I had some time; I made this video.  These are 100 films (mostly American) that I think everyone needs to see on their journey towards film competency.  THIS IS NOT A LIST OF THE GREATEST FILMS EVER.  It is a list of some of the greatest films ever, films that I think everyone should see before they start making claims that they are true movie-buffs.  It is set to the sublime score of John Williams’ Schindler’s List.  Please excuse two typos in the titles of the film.

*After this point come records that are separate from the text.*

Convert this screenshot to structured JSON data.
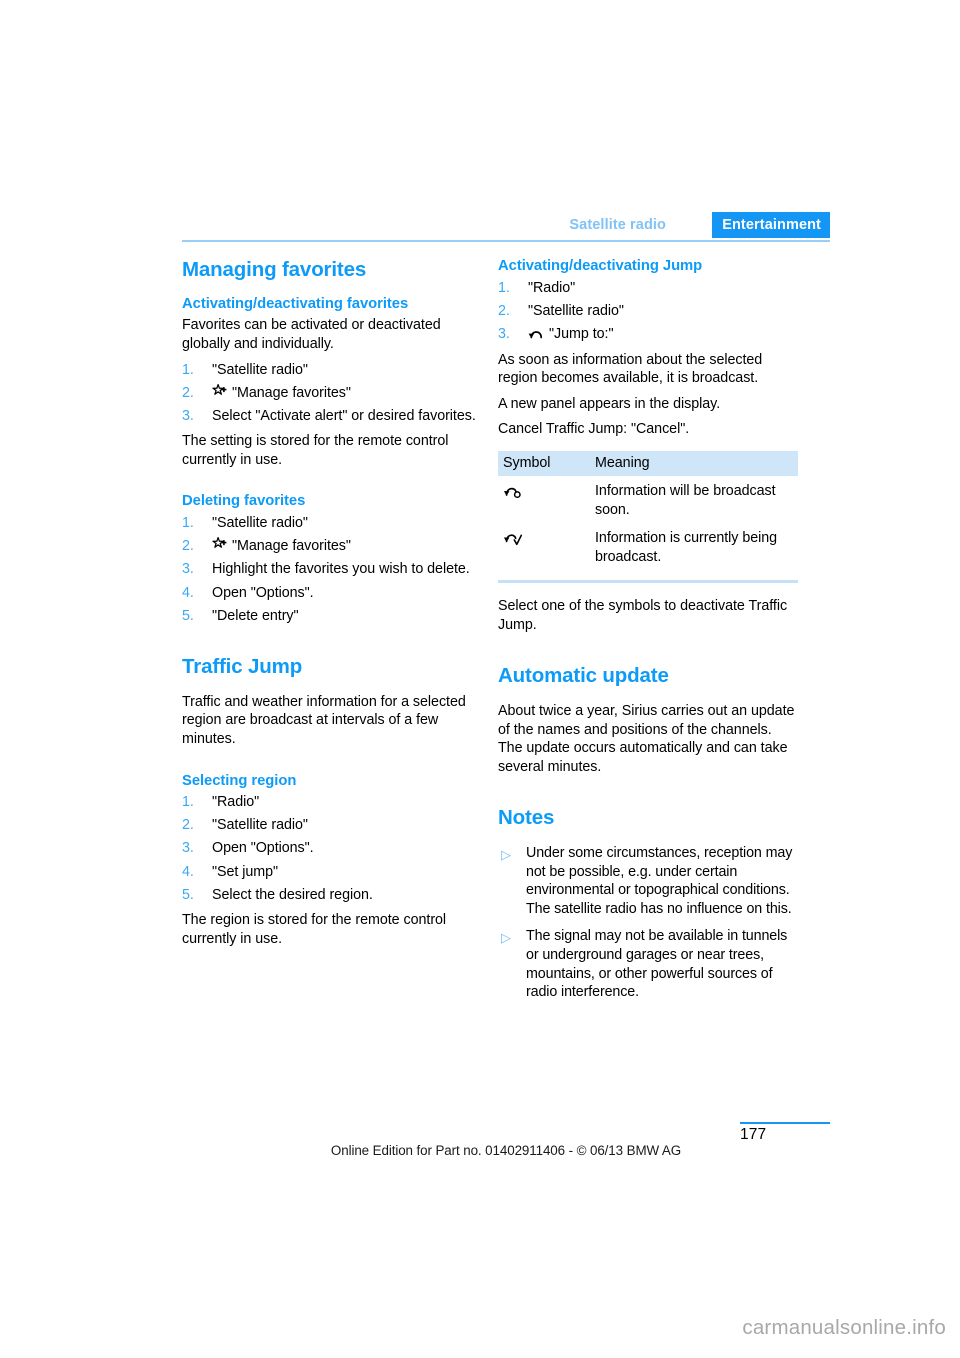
{
  "header": {
    "chapter": "Satellite radio",
    "section": "Entertainment"
  },
  "left_column": {
    "title": "Managing favorites",
    "sub1": {
      "heading": "Activating/deactivating favorites",
      "intro": "Favorites can be activated or deactivated globally and individually.",
      "steps": [
        {
          "num": "1.",
          "text": "\"Satellite radio\"",
          "icon": ""
        },
        {
          "num": "2.",
          "text": "\"Manage favorites\"",
          "icon": "star-plus-icon"
        },
        {
          "num": "3.",
          "text": "Select \"Activate alert\" or desired favorites.",
          "icon": ""
        }
      ],
      "outro": "The setting is stored for the remote control currently in use."
    },
    "sub2": {
      "heading": "Deleting favorites",
      "steps": [
        {
          "num": "1.",
          "text": "\"Satellite radio\"",
          "icon": ""
        },
        {
          "num": "2.",
          "text": "\"Manage favorites\"",
          "icon": "star-plus-icon"
        },
        {
          "num": "3.",
          "text": "Highlight the favorites you wish to delete.",
          "icon": ""
        },
        {
          "num": "4.",
          "text": "Open \"Options\".",
          "icon": ""
        },
        {
          "num": "5.",
          "text": "\"Delete entry\"",
          "icon": ""
        }
      ]
    },
    "title2": "Traffic Jump",
    "traffic_intro": "Traffic and weather information for a selected region are broadcast at intervals of a few minutes.",
    "sub3": {
      "heading": "Selecting region",
      "steps": [
        {
          "num": "1.",
          "text": "\"Radio\"",
          "icon": ""
        },
        {
          "num": "2.",
          "text": "\"Satellite radio\"",
          "icon": ""
        },
        {
          "num": "3.",
          "text": "Open \"Options\".",
          "icon": ""
        },
        {
          "num": "4.",
          "text": "\"Set jump\"",
          "icon": ""
        },
        {
          "num": "5.",
          "text": "Select the desired region.",
          "icon": ""
        }
      ],
      "outro": "The region is stored for the remote control currently in use."
    }
  },
  "right_column": {
    "sub1": {
      "heading": "Activating/deactivating Jump",
      "steps": [
        {
          "num": "1.",
          "text": "\"Radio\"",
          "icon": ""
        },
        {
          "num": "2.",
          "text": "\"Satellite radio\"",
          "icon": ""
        },
        {
          "num": "3.",
          "text": "\"Jump to:\"",
          "icon": "jump-arch-icon"
        }
      ],
      "para1": "As soon as information about the selected region becomes available, it is broadcast.",
      "para2": "A new panel appears in the display.",
      "para3": "Cancel Traffic Jump: \"Cancel\"."
    },
    "symbol_table": {
      "headers": [
        "Symbol",
        "Meaning"
      ],
      "rows": [
        {
          "icon": "jump-arch-circle-icon",
          "meaning": "Information will be broadcast soon."
        },
        {
          "icon": "jump-arch-check-icon",
          "meaning": "Information is currently being broadcast."
        }
      ]
    },
    "after_table": "Select one of the symbols to deactivate Traffic Jump.",
    "title2": "Automatic update",
    "auto_update_text": "About twice a year, Sirius carries out an update of the names and positions of the channels. The update occurs automatically and can take several minutes.",
    "title3": "Notes",
    "notes": [
      "Under some circumstances, reception may not be possible, e.g. under certain environmental or topographical conditions. The satellite radio has no influence on this.",
      "The signal may not be available in tunnels or underground garages or near trees, mountains, or other powerful sources of radio interference."
    ],
    "bullet_glyph": "▷"
  },
  "footer": {
    "edition_line": "Online Edition for Part no. 01402911406 - © 06/13 BMW AG",
    "page_number": "177",
    "watermark": "carmanualsonline.info"
  },
  "colors": {
    "accent_blue": "#0d9bf8",
    "tab_blue": "#1496f5",
    "chapter_blue": "#7fc3f7",
    "table_header_bg": "#cfe5f8",
    "rule_blue": "#9ccdf4"
  }
}
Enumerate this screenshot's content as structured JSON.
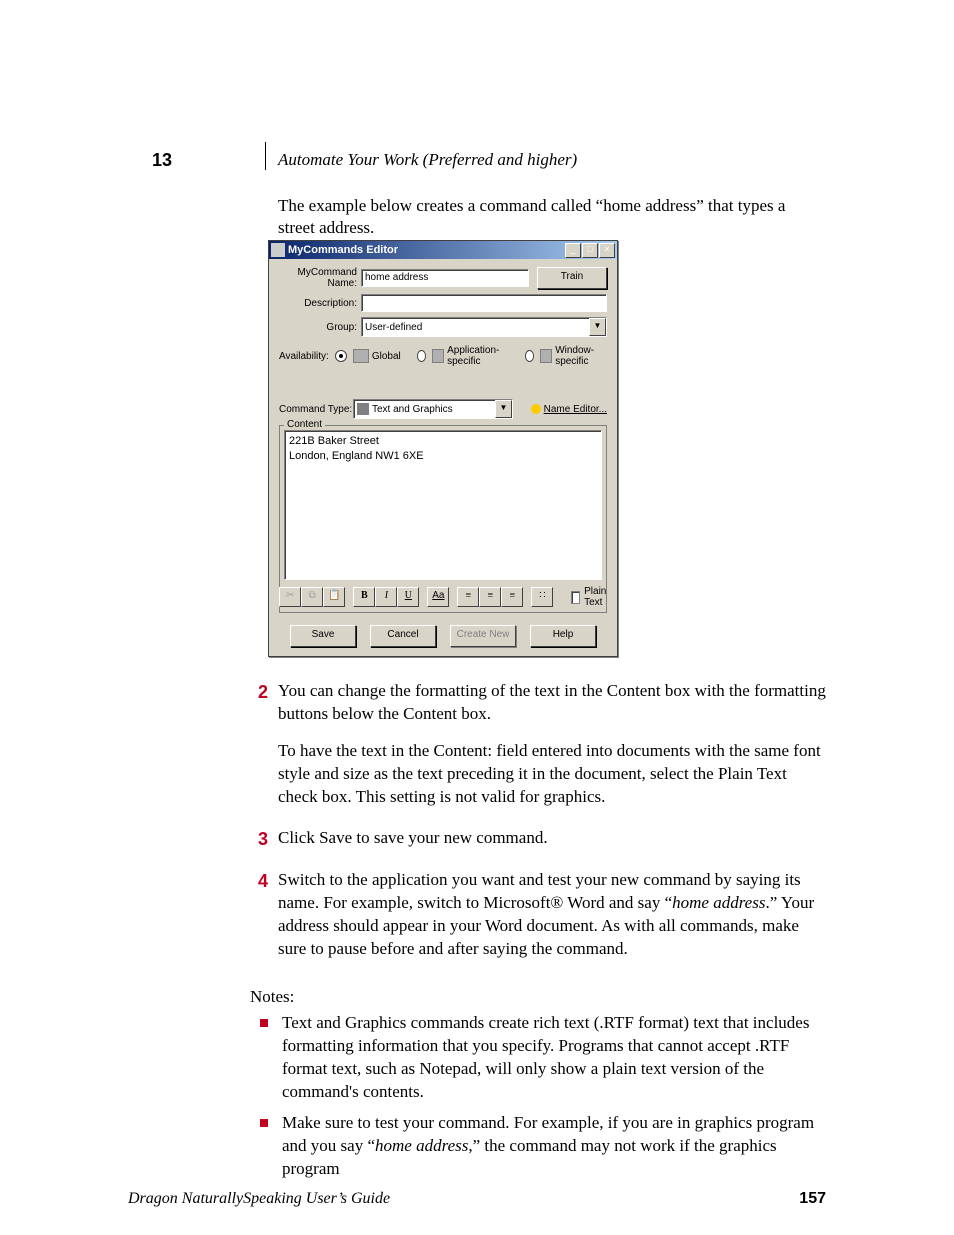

Continue reading

The Godfather (1972)

The Godfather

There is a somewhat calculated way that I go about selecting which films I want to review first, and I do it in accordance with what my imaginary audience would deem most useful.  If my true goal is to highlight the progression from casual to competent–and I believe that I have made that expressly clear–it would not be wise of me to jump into a review of L’Avventura or The Discreet Charm of the Bourgeoisie. What I have found to be the best springboards for development as an active movie-watcher are any Hitchcock film, most Coppola films, and, surprisingly, silent movies.  I hope to use these three sub-groups in my preliminary reviews. Continue reading